State University of New York Upstate Medical Center
Syracuse, New York, United States, 13210
United States, Ohio
Nationwide Children's Hospital
Columbus, Ohio, United States, 43205
United States, Oregon
Doernbecher Children's Hospital
Portland, Oregon, United States, 97239
United States, Tennessee
Vanderbilt University
Nashville, Tennessee, United States, 37212
United States, Texas
Children's Medical Center of Dallas
Dallas, Texas, United States, 75235
United States, Utah
University of Utah Health Sciences Center
Salt Lake City, Utah, United States, 84132
Sponsors and Collaborators
Ohio State University
National Institute of Neurological Disorders and Stroke (NINDS)
Cure SMA
Massachusetts General Hospital
University of Iowa
Investigators
Principal Investigator: Stephen J Kolb, MD PhD Ohio State University

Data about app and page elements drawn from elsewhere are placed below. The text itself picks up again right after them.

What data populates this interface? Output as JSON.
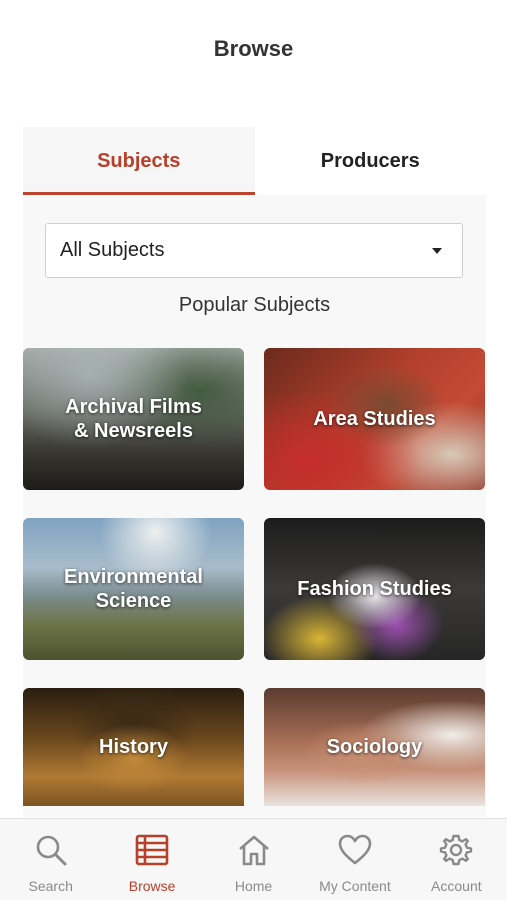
{
  "header": {
    "title": "Browse"
  },
  "tabs": [
    {
      "label": "Subjects",
      "active": true
    },
    {
      "label": "Producers",
      "active": false
    }
  ],
  "filter": {
    "selected": "All Subjects"
  },
  "section": {
    "title": "Popular Subjects"
  },
  "subjects": [
    {
      "label": "Archival Films & Newsreels"
    },
    {
      "label": "Area Studies"
    },
    {
      "label": "Environmental Science"
    },
    {
      "label": "Fashion Studies"
    },
    {
      "label": "History"
    },
    {
      "label": "Sociology"
    }
  ],
  "tabbar": {
    "items": [
      {
        "label": "Search",
        "icon": "search-icon",
        "active": false
      },
      {
        "label": "Browse",
        "icon": "browse-icon",
        "active": true
      },
      {
        "label": "Home",
        "icon": "home-icon",
        "active": false
      },
      {
        "label": "My Content",
        "icon": "heart-icon",
        "active": false
      },
      {
        "label": "Account",
        "icon": "gear-icon",
        "active": false
      }
    ]
  },
  "colors": {
    "accent": "#b8402a",
    "inactive": "#8a8a8a"
  }
}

Publications:

Responsible Party: Stephen J. Kolb, Prinicipal Investigator of NeuroNEXT, Ohio State University
ClinicalTrials.gov Identifier: NCT01736553     History of Changes
Other Study ID Numbers: NN101
U01NS079163 ( U.S. NIH Grant/Contract )
First Posted: November 29, 2012    Key Record Dates
Results First Posted: May 4, 2018
Last Update Posted: May 4, 2018
Last Verified: April 2018

Keywords provided by Stephen J. Kolb, Ohio State University:
Spinal Muscular Atrophy (SMA) Biomarkers
Healthy controls
Infants

Additional relevant MeSH terms:
Atrophy
Muscular Atrophy
Muscular Atrophy, Spinal
Spinal Cord Diseases
Pathological Conditions, Anatomical
Neuromuscular Manifestations
Neurologic Manifestations
Nervous System Diseases
Signs and Symptoms
Central Nervous System Diseases
Motor Neuron Disease
Neurodegenerative Diseases
Neuromuscular Diseases